Highlights of the year:

1) Sawtooth star quilt 2) Wonky cross quilt 3) Disappearing 9 patch quilt 4) Plus quilt 5) Improv quilt 6) Drunkards path mini quilt 7) Iron caddy 8) Cushion cover 9) Small tote bag  10) Baby coverlet 11) Burp cloths 12) Tag blanket

I am particularly proud of my Variable Sawtooth Star quilt this year. It was the biggest project of the year and I am glad I was able to persevere through it.

I was part of two quilting bees this year in which I was forced to trying things I would not have otherwise. I am totally enjoying this experience and would do it over and over again.

I was also part of a paper piecing quilt along with Elizabeth Dackson of Don't Call Me Betsy. I did not finish all the blocks to date but definitely picked up paper piecing.

New skills I learnt this year:
  • Paper piecing
  • Y - seams
  • Curve piecing
  • Machine binding
  • Finished a king sized quilt with FMQ on my domestic sewing machine.
  • Color theory - picking fabric bundles and stash essentials

I do have a lot of unfinished projects this year, something I need to improve upon next year. 2014 is going to be my year of unfinished projects.

Last but not the least, I a big shout out to all my blog readers and friends who have encouraged me with their comments. For 2014, my blog has an updated look. I also have a nifty logo for my blog. A big thank you to Shaina Longstreet at Shadylane Blog for helping me on this. She was real easy to work with and very accessible. I would definitely recommend her to anyone looking for a facelift for their blog. I am digging the new simplified look. Here is a link to my new Facebook page. Check it out!

Wishing everyone a Happy New Year and looking forward to more quilting in 2014! What are your plans for the new year?

Wednesday, January 1, 2014

Scrap-bee-licious January Bee Block

A very happy new year everyone!!!! What better way to start the year than as the "queen" for Scrap-bee-licious bee this month. I am thrilled to be included as part of this very talented group of ladies. 

For my turn I just had to pick the feather block by Anna Maria Horner. The free tutorial can be downloaded from here. The patchwork tutorial is for two feathers per block, but I am asking only for two feathers. Please do not join the two feather blocks together. Each block finishes at 9.5" x 18.5" including 1/4" seam allowance. If the block does not measure up in the end don't worry, I can always adjust the size later.

A quick tutorial on how to maximize the fabric for the feathers can be found here.

Now for the fun part, colors.

Feather:  Bold, jewel tone colors. You can choose as many or as few as you would like. AMH fabric is not a requirement. Here is a sampling of a few colors you can choose or any other color that qualifies as a bold color.

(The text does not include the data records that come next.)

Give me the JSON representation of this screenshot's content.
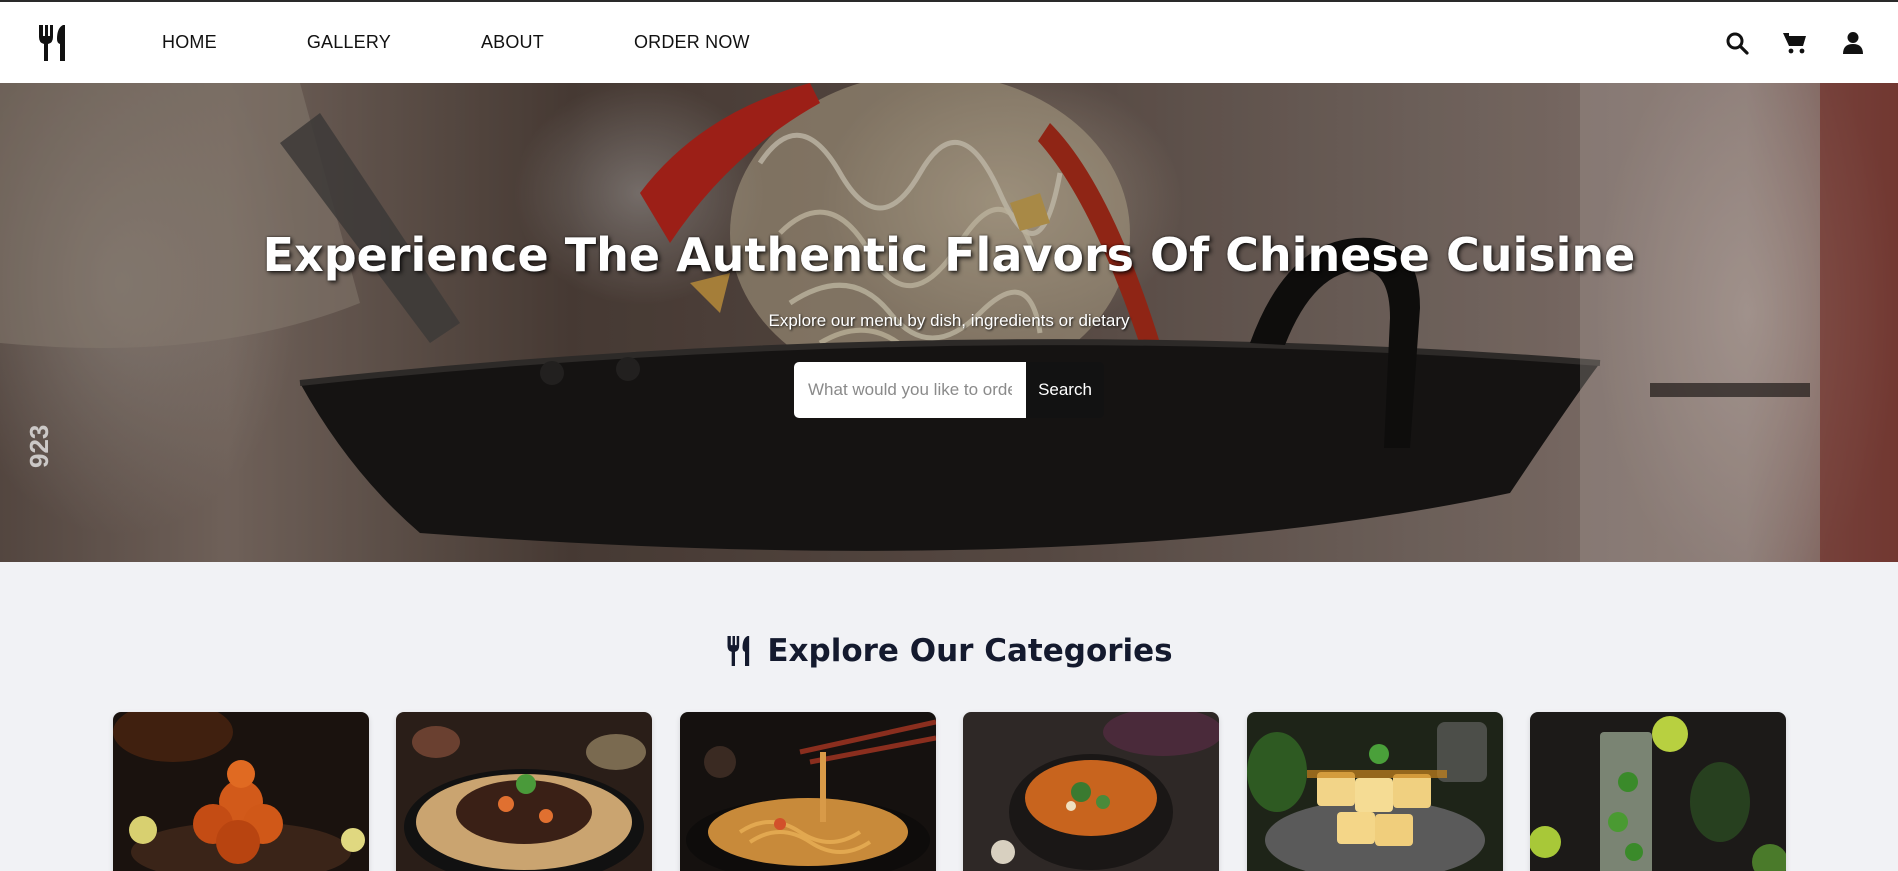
{
  "nav": {
    "logo_icon": "utensils-icon",
    "links": [
      {
        "label": "HOME"
      },
      {
        "label": "GALLERY"
      },
      {
        "label": "ABOUT"
      },
      {
        "label": "ORDER NOW"
      }
    ],
    "icons": [
      "search-icon",
      "cart-icon",
      "user-icon"
    ]
  },
  "hero": {
    "title": "Experience The Authentic Flavors Of Chinese Cuisine",
    "subtitle": "Explore our menu by dish, ingredients or dietary",
    "search": {
      "placeholder": "What would you like to order?",
      "button_label": "Search"
    },
    "watermark_text": "923"
  },
  "categories": {
    "heading_icon": "utensils-icon",
    "title": "Explore Our Categories",
    "cards": [
      {
        "image": "fried-shrimp"
      },
      {
        "image": "beef-fried-rice"
      },
      {
        "image": "noodles-chopsticks"
      },
      {
        "image": "soup-bowl"
      },
      {
        "image": "tofu-dessert"
      },
      {
        "image": "mojito-drink"
      }
    ]
  },
  "colors": {
    "nav_bg": "#ffffff",
    "page_bg": "#f1f2f5",
    "button_bg": "#121212",
    "heading_text": "#141a2e"
  }
}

The center stem can be any dark colored fabric.

Background: Anything beige, eggshell, cream, bone or low volume fabric with a similar creamy undertone. It can be a solid or a print. The look I am going for is similar to this lovely quilt made by Jolene of Blue Elephant Stitches. It's almost like she read my mind on this one.
I would prefer not having bright white or light gray/blue background for the blocks. If you have trouble finding fabric for the background, let me know I can mail you some.

I gave the block a try to ascertain what my fellow bee members were in for. Actually the block is easier to make than it looks. The key is to remember to cut the left side of the feather as a mirror image of the right side.

This is how I cut the feather template.

The right side of the feather.

Left side of the feather, as a mirror image of the left.

I used sticky tape to secure the template to the fabric before cutting. This prevented it from moving around.

Essentially when cutting the right side of the feather place the templates as

And for the left side place them as, mirror image of the above.

The completed block.

Let me know if you have any questions.

Thank you all. Looking forward to see what you come up with.